Work in Africa (i.e. the Zambezi and Nile), has shown that an important building block in transboundary rivers are multi-sector opportunity studies which look precisely at the different elements and who may benefit from them as the way to promote effective cooperation. Working cooperatively with agriculture and energy sectors, we can see how hydropower generation can be complementary to irrigation, can reduce floods and help to manage water quality challenges while still conserving critical biodiversity and allowing other uses.
In short, while the Nexus does not provide a comprehensive solution to the challenge of water security it does offer a way forward.
How can we harness the Nexus to address water security?
The Nexus has the strength of communication behind it; it appeals to public emotions and practical outcomes through its focus on food, water, climate and energy. It provides a platform for us to address water security, but we must learn how to use it effectively: addressing water security by starting with the resource itself.
To do that, we should use the focus on energy and food priorities to highlight what needs to be done. So we should emphasize that energy and food are just part of the larger goal of water security. To achieve that, we must strengthen and reorient water management institutions, making it clear that their job is to serve and support social and economic activities, not to do all the work themselves.
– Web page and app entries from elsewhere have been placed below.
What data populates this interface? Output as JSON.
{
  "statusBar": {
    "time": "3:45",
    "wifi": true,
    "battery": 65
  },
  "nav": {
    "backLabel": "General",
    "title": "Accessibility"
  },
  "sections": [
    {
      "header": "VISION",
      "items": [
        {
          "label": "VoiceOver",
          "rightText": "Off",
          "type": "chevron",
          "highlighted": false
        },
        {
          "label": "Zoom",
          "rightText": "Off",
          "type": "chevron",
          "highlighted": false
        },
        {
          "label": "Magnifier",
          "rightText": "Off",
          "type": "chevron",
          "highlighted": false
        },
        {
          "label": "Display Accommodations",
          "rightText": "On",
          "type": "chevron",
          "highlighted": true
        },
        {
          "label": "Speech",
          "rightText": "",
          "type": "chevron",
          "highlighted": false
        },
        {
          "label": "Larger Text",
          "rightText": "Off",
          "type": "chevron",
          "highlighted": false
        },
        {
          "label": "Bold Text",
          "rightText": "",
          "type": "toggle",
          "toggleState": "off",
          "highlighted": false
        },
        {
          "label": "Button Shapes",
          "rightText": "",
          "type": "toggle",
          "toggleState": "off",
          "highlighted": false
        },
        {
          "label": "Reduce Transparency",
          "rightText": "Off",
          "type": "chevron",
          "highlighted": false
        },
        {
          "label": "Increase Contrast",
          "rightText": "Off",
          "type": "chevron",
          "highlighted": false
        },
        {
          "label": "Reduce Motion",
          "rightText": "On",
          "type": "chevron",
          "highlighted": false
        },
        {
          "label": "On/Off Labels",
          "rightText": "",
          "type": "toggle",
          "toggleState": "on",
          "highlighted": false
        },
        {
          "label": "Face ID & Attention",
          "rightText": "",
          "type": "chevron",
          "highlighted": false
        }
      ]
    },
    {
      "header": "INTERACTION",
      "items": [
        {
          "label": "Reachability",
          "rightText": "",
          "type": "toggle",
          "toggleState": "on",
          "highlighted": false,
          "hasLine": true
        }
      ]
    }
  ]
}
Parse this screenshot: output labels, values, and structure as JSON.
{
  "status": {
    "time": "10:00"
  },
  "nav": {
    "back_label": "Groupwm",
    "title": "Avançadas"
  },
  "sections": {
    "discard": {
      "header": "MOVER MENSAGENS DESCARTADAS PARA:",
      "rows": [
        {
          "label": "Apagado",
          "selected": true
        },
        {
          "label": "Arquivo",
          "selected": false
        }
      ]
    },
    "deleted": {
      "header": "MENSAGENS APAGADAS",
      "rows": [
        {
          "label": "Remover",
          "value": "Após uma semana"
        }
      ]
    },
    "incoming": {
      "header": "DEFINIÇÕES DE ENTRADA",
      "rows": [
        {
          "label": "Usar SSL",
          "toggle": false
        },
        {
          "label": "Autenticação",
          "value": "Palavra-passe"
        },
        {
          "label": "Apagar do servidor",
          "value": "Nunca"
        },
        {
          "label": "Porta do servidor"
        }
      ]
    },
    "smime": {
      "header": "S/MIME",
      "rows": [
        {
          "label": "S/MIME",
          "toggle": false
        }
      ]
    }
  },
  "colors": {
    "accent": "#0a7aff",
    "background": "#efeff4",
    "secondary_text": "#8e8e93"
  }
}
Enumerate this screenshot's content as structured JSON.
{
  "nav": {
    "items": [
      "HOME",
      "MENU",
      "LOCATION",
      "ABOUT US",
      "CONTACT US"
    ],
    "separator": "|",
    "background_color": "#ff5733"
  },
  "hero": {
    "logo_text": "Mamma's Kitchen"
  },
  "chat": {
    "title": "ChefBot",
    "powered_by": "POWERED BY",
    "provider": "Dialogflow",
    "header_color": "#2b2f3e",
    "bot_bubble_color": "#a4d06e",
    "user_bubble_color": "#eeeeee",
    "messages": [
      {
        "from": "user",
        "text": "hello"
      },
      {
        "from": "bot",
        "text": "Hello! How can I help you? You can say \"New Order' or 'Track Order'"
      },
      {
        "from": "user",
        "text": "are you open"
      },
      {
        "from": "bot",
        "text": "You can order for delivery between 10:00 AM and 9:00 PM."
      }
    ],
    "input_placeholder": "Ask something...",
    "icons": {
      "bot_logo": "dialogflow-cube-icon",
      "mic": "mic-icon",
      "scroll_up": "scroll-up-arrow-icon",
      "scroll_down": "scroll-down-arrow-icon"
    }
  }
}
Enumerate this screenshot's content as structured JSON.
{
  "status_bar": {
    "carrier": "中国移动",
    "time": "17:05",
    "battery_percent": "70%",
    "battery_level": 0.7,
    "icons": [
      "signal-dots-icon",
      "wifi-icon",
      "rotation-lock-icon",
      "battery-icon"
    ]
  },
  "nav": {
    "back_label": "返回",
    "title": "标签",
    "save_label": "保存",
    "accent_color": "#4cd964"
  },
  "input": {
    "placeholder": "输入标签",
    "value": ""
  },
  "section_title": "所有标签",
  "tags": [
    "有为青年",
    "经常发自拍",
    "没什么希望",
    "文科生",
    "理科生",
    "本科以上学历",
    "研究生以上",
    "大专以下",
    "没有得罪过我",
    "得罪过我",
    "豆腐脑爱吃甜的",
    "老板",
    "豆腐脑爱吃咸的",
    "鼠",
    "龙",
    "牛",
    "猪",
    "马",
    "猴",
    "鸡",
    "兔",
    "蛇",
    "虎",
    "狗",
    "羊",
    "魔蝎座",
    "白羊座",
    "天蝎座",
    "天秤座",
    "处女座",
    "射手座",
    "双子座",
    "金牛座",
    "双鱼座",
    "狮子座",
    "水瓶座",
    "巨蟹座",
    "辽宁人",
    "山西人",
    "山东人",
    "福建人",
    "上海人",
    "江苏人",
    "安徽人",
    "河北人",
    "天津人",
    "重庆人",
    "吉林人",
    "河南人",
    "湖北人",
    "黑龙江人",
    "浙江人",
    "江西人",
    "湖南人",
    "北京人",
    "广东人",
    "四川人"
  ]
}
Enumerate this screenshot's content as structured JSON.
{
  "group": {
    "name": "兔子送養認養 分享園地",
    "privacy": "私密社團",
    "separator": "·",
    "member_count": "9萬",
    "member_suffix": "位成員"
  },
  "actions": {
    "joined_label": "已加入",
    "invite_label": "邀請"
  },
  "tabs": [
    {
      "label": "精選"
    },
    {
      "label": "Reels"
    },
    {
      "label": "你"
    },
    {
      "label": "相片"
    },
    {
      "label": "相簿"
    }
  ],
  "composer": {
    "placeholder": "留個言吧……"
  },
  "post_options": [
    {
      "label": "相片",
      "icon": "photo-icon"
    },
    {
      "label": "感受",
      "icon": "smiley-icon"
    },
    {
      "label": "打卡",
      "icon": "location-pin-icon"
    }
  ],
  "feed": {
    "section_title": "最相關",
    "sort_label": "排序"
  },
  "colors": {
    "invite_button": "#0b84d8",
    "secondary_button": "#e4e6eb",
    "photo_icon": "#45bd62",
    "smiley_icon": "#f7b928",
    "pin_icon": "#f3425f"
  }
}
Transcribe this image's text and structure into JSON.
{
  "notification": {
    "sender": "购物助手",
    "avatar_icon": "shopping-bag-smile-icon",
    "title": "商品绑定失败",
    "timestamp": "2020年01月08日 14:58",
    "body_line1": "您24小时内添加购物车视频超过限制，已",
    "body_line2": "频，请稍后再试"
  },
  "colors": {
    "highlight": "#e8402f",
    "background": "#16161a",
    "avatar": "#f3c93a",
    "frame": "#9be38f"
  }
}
Those institutions must concentrate on monitoring and understanding the water resources of which they are societies’ custodians, tracking what water we have, how it is used and what trends are emerging. That information should in turn guide the investments in the hard infrastructure and soft management instruments that we will need as a global community if we are to achieve the goal of water security and meet the challenges of a rapidly changing world.
So the Nexus is not a new approach to water resource management. But it is a valuable reminder of the need to get water resource management back to basics, aiming for the kind of developmental outcomes that matter – adequate food, clean energy and a reliable supply of water.